Gazprom Throws its Weight in Polish Joint Venture

Today the Associated Press is reporting that Gazprom has partially suspended cooperation with the Polish pipeline company Polskie Gornictwo Naftowe & Gazownictwo (PGNiG), which manages a major segment of the Yamal pipeline transporting Russian gas to Western Europe. yamal.gif According to the reports, the Polish are claiming that Gazprom suspended cooperation after their “unfounded” requests for lower transit fees were rejected. But according to a company press release, it appears that PGNiG and Gazprom are really fighting over the control of their joint venture EuRoPol:

On request of Mr A. Medvedev, a representative of Gazprom, the Supervisory Board has changed its modus operandi. Accordingly, technical issues will be discussed by correspondence. Moreover, decisions in this regard will be taken in the same manner. At the same time, in accordance with the declaration of the Russian party, it will be ready to resume normal work of the Supervisory Board only once the other shareholders have accepted increased influence of Gazprom on the decision-making in the Company. In effect, the attitude of the Russian representatives in the Supervisory Board of EuRoPol Gaz SA leads to a deadlock in the mutual relations between the shareholders and paralysing the work of the Supervisory Board.
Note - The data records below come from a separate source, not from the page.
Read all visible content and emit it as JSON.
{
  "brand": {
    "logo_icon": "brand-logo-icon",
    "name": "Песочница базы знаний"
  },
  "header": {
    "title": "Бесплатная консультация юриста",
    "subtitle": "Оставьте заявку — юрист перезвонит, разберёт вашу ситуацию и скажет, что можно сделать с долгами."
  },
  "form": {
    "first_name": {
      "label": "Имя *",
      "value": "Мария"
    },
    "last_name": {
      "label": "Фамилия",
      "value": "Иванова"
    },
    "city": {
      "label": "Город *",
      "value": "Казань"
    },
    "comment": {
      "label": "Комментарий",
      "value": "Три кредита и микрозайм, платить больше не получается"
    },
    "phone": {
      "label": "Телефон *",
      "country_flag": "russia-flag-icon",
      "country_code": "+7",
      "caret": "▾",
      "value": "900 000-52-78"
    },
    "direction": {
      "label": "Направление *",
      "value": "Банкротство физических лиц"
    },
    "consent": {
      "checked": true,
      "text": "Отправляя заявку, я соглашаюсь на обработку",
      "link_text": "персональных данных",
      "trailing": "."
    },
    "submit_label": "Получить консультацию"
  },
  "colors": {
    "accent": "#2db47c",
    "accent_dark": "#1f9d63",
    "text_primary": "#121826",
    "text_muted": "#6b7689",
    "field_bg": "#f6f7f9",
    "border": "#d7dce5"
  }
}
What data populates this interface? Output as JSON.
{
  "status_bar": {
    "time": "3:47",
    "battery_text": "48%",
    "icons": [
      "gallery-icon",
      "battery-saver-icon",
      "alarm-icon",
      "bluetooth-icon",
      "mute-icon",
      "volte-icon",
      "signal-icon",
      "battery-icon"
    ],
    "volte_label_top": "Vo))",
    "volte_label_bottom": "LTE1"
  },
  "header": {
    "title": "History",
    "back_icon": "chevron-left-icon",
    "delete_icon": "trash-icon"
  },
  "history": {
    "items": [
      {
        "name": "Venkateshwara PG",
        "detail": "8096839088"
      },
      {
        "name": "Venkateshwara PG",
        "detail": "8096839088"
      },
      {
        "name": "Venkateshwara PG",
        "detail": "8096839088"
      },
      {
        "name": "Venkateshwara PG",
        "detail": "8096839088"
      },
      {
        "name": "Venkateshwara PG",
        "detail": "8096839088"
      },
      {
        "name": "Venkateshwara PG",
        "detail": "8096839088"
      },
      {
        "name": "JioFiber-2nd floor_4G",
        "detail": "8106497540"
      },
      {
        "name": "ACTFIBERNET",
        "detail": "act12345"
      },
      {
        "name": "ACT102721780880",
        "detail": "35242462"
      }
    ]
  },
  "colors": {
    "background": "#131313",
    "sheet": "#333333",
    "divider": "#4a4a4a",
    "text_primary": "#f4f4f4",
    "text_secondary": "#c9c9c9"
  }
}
The Polish pipeline operator has not elaborated on what the real impact of this impasse would be, and Gazprom has yet to comment. It seems unusual that Gazprom would assume that PGNiG should resign itself to a secondary, non-executive role when both companies own 48% of the joint venture – but then again the Kremlin has a track record of misunderstanding the basic rules of corporate governance. What is certain is that the Yamal dispute, like the Belarus oil cut off, will not help Russia’s attempts to build a reputation as a reliable partner – even if they are spending $11 million on this new image. Poland’s rocky relations with Russia are not restricted to the energy sphere – and the Yamal disagreement may be partially shaped by a larger trade dispute involving a Russian ban on Polish meat imports (the two countries have even accused each other of forging documents).